I showed one of my crew how to use the lighting software and the idiot went right to the strobes and kept strobes going damn near the whole time. I was yelling at him "KNOCK OFF THE STROBES" but he wouldn't listen. If I didn't have to ride the faders like a maniac at the sound console, I'd have yanked the DMX cable out and just let the room run dark and let the guy in the projection booth just use the spot.
Sound should be used to bring out and enhance the performance. Likewise, lighting SHOULD be complimentary and augment the performance, not DISTRACT from it. Yes, lighting can be easier to cause distractions with, and sometimes lighting can be a distraction. However, if the distraction is done for artistic purposes, then it's fine.
OK, let's pull this back on topic. How to trigger a strobe within a scene? Well, there are a few ways of doing it. Neither are all that great and some will work better than others.
1: Are you using a dedicated strobe fixture? It really makes a difference. Use the channels assigned to it and drag them up/down as necessary.
2: use a MIDI controller and bring channels up and down. It may be easier for you to do it this way. It is for me.

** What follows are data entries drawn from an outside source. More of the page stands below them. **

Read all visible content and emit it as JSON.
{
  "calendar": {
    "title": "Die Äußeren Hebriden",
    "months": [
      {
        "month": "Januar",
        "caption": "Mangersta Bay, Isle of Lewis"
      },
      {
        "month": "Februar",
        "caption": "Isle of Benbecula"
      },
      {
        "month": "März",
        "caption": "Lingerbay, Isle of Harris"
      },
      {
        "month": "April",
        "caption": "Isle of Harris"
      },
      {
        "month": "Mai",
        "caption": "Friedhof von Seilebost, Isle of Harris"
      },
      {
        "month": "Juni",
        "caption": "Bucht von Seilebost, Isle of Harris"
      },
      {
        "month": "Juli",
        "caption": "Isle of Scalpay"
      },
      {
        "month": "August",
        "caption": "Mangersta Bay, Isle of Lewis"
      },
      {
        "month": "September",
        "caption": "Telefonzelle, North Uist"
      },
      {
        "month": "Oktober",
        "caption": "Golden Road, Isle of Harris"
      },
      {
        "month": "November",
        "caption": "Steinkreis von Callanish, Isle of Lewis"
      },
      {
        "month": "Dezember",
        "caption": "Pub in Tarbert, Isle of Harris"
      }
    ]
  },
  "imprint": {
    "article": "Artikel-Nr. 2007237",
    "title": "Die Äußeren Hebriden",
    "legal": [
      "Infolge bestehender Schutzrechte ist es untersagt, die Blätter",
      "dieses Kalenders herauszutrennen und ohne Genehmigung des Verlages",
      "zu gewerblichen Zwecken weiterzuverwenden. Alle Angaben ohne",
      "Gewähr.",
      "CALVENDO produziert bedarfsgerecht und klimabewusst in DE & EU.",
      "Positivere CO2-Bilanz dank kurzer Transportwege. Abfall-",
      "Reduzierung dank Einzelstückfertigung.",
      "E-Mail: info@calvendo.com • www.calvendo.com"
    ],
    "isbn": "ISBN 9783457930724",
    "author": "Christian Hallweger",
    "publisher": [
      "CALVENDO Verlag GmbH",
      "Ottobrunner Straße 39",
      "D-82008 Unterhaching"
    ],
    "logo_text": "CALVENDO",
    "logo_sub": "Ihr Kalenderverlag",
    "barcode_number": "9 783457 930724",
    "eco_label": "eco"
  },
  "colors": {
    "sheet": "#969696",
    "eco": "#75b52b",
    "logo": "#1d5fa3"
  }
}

3: Another option works good with wash scenes. You can make a second scene. For example, make a blue wash scene. Then copy this and add the strobe to it. My suggestion is to have the strobe run for a certain amount of time and intensity and then have it exit back to the simple blue wash scene when done. This option aso works good with fixtures that wash and strobe. This is how I do it.
Other than that, I see you needing to make lots of scenes. Organize and label properly.
Remember, MyDMX is more designed to be a beginner package. it packs a lot, but it can't do it all.